Many Bible students find a number of memorable matters in Matthew chapter ten. There is a listing of our Lord’s twelve apostles (Matthew 10:1-4), Jesus’ charge for those apostles temporarily to preach only to the Jews (10:5-15), and the reality of the difficulties and persecutions that those men would need to be ready to face for Jesus’ sake (10:16-25).
In the next section, we read that Jesus, in a rapid sequence, three times instructed His apostles not to fear. Hear Him: “Therefore do not fear them . . . And do not fear those who kill the body but cannot kill the soul. But rather fear Him who is able to destroy
both soul and body in hell . . . Do not fear therefore; you are of more value than many sparrows” (10:26,28,31).
In what settings did our Lord not want His apostles to fear? Anytime they would be living and preaching for Him. Jesus had just told them that they would be hated for His name’s sake (10:22). They would be persecuted for Him (10:23). Some folks would have a desire to kill them (10:28). When the time would come for them to face such ordeals in their lives, they would need to recall and reflect on those simple words of Jesus: “Do not fear.” In all of those scenarios, they must remain committed to their Lord. As difficult as it might feel from a merely human point of view, regardless of how others would treat them, the apostles must continue to preach the Lord’s message, and they must do so with boldness.
Jesus made it plain that there is one thing that the adversaries of God’s people cannot do: they cannot kill the soul (10:28). Instead of fearing those who can damage their physical body, they needed to fear the One who can destroy both body and soul in

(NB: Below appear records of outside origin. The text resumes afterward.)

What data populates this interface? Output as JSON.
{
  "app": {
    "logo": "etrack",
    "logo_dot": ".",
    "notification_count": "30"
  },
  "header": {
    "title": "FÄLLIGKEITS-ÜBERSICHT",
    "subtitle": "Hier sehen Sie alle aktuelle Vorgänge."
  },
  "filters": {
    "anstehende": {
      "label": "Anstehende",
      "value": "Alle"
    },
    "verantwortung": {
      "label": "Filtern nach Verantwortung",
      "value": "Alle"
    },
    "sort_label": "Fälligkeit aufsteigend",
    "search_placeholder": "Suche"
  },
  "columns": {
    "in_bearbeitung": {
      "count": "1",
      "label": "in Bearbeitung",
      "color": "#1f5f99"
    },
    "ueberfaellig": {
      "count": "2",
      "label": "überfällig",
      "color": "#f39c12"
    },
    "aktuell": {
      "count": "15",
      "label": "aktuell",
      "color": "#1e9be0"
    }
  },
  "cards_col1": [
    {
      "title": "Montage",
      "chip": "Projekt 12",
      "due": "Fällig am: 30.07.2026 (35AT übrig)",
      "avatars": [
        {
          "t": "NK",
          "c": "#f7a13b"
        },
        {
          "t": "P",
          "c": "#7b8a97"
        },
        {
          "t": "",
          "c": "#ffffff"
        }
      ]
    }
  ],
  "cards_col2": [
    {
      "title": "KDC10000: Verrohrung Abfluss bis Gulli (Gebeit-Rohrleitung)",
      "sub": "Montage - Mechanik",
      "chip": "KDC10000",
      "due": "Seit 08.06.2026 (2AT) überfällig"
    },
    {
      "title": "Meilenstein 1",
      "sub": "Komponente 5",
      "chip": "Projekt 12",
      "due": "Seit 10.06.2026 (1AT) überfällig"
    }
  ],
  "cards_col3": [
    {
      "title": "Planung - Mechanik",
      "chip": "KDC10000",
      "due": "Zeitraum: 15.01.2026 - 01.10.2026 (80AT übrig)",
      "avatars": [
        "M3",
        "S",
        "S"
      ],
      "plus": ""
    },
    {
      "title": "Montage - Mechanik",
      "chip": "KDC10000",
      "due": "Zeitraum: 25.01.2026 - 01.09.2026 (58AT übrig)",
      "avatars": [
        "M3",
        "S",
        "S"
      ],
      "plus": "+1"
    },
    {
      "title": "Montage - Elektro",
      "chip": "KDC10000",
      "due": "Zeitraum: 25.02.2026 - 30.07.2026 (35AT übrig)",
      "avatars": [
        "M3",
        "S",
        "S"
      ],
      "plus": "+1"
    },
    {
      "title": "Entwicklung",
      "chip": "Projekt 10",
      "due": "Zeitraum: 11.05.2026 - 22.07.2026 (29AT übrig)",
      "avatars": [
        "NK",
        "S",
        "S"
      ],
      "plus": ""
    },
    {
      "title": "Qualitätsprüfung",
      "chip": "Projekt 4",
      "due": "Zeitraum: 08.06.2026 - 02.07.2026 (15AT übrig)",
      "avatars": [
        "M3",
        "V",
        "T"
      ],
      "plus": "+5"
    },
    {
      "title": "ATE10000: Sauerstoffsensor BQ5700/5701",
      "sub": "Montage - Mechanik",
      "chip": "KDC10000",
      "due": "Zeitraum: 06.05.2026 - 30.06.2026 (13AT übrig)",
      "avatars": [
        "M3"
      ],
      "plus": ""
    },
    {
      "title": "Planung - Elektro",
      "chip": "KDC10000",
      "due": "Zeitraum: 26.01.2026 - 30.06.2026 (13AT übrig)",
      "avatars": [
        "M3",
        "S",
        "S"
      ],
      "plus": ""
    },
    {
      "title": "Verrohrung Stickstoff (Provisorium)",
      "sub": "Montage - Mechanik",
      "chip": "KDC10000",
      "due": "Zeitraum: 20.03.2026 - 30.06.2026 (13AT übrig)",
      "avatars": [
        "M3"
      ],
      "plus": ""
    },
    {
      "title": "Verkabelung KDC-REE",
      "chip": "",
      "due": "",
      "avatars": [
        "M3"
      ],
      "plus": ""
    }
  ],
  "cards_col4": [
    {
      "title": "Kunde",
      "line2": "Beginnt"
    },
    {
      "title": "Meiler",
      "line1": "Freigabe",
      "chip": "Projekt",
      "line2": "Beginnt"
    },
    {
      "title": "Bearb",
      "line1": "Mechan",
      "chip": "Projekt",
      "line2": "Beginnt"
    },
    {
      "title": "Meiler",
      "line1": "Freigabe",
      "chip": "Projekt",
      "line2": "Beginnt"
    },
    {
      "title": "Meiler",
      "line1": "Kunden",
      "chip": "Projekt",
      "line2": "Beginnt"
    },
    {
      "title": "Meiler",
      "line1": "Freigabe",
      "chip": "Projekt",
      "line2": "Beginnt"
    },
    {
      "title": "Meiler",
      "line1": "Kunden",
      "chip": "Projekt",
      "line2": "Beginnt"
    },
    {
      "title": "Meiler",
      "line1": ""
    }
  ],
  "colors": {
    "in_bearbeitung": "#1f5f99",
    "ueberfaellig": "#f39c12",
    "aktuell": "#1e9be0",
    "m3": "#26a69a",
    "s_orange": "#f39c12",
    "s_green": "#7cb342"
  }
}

hell (10:28). That, of course, would be none other
than the God of heaven. As we contemplate the Master’s words about being “destroyed” in hell, it is important to recognize that the Greek word for “destroy” is designated in this fashion: “The idea is not extinction, but ruin; loss, not of being, but of well-being” [Vine’s; www.studylight.org/dictionaries/ved]. So, did Jesus use fear as an appeal to motivate people to serve God faithfully? He did. Eternal punishment in hell is no laughing matter (Matthew 25:46).
There would be times when the devoted disciples of Jesus would have to face and endure uncertain, dangerous, and anxious moments. Again, what was our Lord’s instruction for them? “Do not fear.” All followers of the Christ are exhorted, “So we may boldly say: ‘The LORD is my helper; I will not fear. What can man do to me?’” (Hebrews 13:6).
As He did on numerous occasions, Jesus used an
example from the natural world to emphasize His point (“Do not fear”). The sparrows carry on their activities under the watchful eye of our heavenly Father, Who also knows how many hairs each person has on his/her head (10:29,30). If God knows and cares about birds and the hairs on our head, then how much more does He care for His children themselves? Why? Because we are of more value than birds (10:31). What should we conclude? Jesus wanted the apostles to learn to trust in their Lord!
That brings us to a topic in Matthew ten that is well-known to many. It deals with those whom Jesus will confess and deny. What did Jesus say?
“Therefore whoever confesses Me before men, him I will also confess before My Father who is in heaven. But whoever denies Me before men, him I will also deny before My Father who is in heaven” (10:32,33). Notice that Jesus began His statements about these matters by saying, “Therefore . . .” His thoughts connect directly back with what He had just said about not fearing: “Do not fear therefore; you are of more value than many sparrows” (10:31). Instead of crawling into a corner and doing nothing out of trepidation, instead of clamming up in fear, what the apostles needed to do was be prepared to do what was needed in order to persevere: trust in the Lord.
In potential life-threatening circumstances, the apostles could be asked, “Are you a follower of Jesus? Are you one of His disciples?” How they answered might determine whether their lives would be spared or killed! In the early centuries after Jesus’ death, many people lost their lives because they openly confessed their faith in Jesus of Nazareth. One who is ashamed of Jesus needs to know that the Lord also will be ashamed of him (Mark 8:38).
While it is true it is necessary to confess Jesus as
the Son of God like the eunuch did (Acts 8:36,37; Romans 10:9,10), the context of Matthew 10:32,33 and what the Master said about confessing or denying Him is not talking about what a lost person must do in order to receive forgiveness. It is a message that applies to those who already are His true disciples. Will we, like the apostles, be ready to confess Jesus as our Lord? Will we do that not only with our tongue but also in the way we live for Him? Or, will we draw back and deny our Savior out of fear? May we ever keep in mind these words of Jesus: “Do not fear.”
— Roger D. Campbell